The Twaalfskill Club
Kingston, NY 12401
Welcome to the Twaalfskill Club timeline and enjoy the long history that makes us the richest club in the area!
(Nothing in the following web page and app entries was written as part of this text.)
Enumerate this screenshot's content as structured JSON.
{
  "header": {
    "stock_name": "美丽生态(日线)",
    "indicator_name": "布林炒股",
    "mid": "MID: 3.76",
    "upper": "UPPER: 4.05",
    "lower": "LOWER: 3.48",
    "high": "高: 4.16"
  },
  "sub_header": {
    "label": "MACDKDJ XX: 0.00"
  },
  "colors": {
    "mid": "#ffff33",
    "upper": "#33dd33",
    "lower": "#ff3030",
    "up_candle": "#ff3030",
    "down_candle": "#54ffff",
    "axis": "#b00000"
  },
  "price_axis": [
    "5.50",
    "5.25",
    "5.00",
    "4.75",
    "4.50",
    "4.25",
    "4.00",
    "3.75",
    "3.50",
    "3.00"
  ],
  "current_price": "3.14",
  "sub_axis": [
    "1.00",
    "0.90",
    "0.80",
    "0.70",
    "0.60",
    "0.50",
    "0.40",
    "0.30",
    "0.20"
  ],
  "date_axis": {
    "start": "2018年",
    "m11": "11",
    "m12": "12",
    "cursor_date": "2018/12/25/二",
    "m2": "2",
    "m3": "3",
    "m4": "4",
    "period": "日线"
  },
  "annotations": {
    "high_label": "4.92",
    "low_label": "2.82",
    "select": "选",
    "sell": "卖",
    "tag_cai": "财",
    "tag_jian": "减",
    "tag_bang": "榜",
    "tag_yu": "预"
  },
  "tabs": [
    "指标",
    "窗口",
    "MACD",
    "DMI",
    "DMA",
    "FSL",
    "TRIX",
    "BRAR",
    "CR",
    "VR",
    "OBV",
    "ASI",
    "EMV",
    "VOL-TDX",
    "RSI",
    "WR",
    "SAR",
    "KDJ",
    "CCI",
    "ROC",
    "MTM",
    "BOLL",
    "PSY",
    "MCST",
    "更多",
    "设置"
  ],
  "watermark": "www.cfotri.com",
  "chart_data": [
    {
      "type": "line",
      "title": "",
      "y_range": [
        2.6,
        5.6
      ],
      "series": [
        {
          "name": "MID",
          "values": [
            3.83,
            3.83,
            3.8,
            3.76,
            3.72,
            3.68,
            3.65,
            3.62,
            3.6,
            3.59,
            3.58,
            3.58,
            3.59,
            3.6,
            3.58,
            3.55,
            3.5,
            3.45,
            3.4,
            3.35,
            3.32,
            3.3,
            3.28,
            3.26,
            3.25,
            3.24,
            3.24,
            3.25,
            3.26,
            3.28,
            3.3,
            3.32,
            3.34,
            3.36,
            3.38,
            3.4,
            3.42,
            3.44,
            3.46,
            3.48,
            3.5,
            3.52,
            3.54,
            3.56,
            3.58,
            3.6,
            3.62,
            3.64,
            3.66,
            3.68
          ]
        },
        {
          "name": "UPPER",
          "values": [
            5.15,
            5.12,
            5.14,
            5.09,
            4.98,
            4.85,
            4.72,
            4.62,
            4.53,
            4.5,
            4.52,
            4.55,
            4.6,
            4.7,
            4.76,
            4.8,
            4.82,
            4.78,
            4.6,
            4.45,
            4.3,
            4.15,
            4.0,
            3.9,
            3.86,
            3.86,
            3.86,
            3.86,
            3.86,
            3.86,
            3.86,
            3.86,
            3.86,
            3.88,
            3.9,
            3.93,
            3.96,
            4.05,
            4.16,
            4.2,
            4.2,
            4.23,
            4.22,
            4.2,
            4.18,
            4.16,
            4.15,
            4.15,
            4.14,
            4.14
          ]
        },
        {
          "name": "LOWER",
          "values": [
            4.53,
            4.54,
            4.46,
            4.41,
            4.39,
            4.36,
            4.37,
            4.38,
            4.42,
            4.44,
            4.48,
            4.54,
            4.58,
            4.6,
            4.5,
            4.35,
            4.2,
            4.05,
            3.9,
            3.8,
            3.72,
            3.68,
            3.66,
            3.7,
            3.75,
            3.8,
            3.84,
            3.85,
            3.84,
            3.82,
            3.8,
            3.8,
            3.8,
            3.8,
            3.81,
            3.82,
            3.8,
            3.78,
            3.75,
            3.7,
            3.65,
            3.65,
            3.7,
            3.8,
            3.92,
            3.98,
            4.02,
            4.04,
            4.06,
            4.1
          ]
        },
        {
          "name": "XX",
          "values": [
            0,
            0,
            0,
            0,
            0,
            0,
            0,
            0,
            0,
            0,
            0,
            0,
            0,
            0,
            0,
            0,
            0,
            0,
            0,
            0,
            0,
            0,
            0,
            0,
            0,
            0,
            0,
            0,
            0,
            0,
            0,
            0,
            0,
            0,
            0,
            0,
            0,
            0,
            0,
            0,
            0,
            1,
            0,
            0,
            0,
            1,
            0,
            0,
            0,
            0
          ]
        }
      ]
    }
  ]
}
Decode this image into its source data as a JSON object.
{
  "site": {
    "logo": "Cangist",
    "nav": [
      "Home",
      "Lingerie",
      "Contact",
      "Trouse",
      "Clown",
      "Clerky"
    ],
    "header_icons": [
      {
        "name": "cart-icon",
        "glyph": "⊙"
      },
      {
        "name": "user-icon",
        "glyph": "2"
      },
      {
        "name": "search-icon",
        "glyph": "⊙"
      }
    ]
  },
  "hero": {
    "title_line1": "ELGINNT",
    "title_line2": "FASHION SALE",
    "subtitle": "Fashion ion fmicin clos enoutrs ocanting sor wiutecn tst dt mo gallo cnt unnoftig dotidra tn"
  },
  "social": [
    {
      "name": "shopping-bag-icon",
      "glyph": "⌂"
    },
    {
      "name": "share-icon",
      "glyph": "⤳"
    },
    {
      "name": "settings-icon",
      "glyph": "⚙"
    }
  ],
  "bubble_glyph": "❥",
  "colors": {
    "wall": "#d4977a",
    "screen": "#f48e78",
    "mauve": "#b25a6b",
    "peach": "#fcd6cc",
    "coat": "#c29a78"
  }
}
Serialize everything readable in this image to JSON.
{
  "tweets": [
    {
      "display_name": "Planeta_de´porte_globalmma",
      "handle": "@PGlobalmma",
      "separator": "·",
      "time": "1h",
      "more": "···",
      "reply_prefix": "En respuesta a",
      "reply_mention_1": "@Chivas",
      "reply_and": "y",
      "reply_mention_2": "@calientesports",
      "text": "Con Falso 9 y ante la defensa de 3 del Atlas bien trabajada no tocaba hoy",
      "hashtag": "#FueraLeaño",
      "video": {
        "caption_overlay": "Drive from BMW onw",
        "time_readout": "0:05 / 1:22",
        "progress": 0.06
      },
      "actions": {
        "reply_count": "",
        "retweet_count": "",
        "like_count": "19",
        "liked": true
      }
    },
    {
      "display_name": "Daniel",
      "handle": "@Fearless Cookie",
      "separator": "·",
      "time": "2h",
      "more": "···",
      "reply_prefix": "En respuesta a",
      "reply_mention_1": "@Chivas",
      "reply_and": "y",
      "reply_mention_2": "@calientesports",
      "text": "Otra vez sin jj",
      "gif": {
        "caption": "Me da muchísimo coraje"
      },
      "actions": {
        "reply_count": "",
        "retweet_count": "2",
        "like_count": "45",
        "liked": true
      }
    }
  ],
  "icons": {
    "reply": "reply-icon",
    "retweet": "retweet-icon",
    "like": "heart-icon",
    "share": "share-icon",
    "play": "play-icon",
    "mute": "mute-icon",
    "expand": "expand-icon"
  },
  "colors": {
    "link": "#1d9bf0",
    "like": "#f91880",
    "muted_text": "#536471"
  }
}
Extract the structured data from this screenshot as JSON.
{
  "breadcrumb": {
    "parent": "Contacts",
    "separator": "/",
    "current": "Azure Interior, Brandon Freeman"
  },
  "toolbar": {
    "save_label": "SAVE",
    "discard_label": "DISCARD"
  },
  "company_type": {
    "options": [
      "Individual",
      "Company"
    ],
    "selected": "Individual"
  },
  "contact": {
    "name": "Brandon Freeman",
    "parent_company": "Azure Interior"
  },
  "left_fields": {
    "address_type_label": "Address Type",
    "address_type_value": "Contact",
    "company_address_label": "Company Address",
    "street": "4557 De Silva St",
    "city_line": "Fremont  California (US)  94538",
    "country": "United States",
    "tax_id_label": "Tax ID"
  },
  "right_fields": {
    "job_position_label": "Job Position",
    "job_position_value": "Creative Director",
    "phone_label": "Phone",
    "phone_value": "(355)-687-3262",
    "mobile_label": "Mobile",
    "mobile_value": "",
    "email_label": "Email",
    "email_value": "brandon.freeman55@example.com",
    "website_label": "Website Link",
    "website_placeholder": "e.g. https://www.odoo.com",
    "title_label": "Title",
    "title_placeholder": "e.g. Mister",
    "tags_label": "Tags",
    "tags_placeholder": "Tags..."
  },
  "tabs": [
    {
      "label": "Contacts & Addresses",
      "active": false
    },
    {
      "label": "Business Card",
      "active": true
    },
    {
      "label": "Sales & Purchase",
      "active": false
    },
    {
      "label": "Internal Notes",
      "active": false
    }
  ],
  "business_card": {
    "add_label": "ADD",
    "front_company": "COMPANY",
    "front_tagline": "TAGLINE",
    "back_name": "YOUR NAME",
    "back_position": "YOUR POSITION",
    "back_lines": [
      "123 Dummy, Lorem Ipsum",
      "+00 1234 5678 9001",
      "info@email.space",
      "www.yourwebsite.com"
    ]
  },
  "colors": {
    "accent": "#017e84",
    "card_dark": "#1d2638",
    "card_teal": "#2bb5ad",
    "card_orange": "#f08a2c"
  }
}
June 22, 1905: “ As pretty a sight as has been seen in this city in many a day that at the Twaalfskill links at nine o’clock this morning when the fourth annual tournament of the Hudson River Golf Association began on top of the hill. The beautiful new club house was open for the first time, and with its picturesque lines and fine interior captivated the large crowd of golfers who gathered to contest for the blue ribbon of the association, the championship cup and the various other cups and medals offered by the members of the association and its friends. The morning mists hung over the links but did not deter the fifty or more young, athletic men in the most negligee of costumes from entering upon the play with all the ardor of the enthusiastic golfer. The caddies in the foreground looked like a swarm of bees as they clustered together two hundred yards in front of the first tee, waiting for the drive-off. Judge Clearwater, the president of the club, came up from the Rutgers commencement late last night and was at the clubhouse t welcome the clubs guests. With him were Frank Coykendall, the efficient treasurer of the club, to whom have been entrusted the important details of the tournament; Charles DeLaVergne, the clubs secretary, and Frank D. Dewey and Judge VanEtten of the grounds committee
The visiting golfers were enthusiastic in their praise of th club house and its furnishings of dark red rugs and dark green rattan furniture, a full description of all which will appear in a future number of The Freeman. One of the ladies present said it was a dirty shame to let so many men with dirty boots tramp over the handsome floors. The president of the Twaalfskil Club laughed and said the floors were made to be walked on. Augustus Hayes acted as scorer, and his table on the ladies’ putting green was constantly surrounded by a shifting crowd, who carefully observed the strict ettiquette of the golf links, and never commented about a drive except vigorously to applaud a fine one by a heart hand clapping. An improvised restaurant has been made upon the broad veranda of the club house, where at 1 o’clock every day of the tournament a luncheon will be served to the contestants. The governors of the Twaalfskill Club have been somewhat embarrassed in finding quarters for th evisiting delegations from ther clubs, owing to the crowded conditions of the hotels resulted from the circuit races, but they have succeeded in making every visitor here at least comfortable. “ (excerpt from Kingston Daily Freeman, vol. 29, June 22, 190, p.6)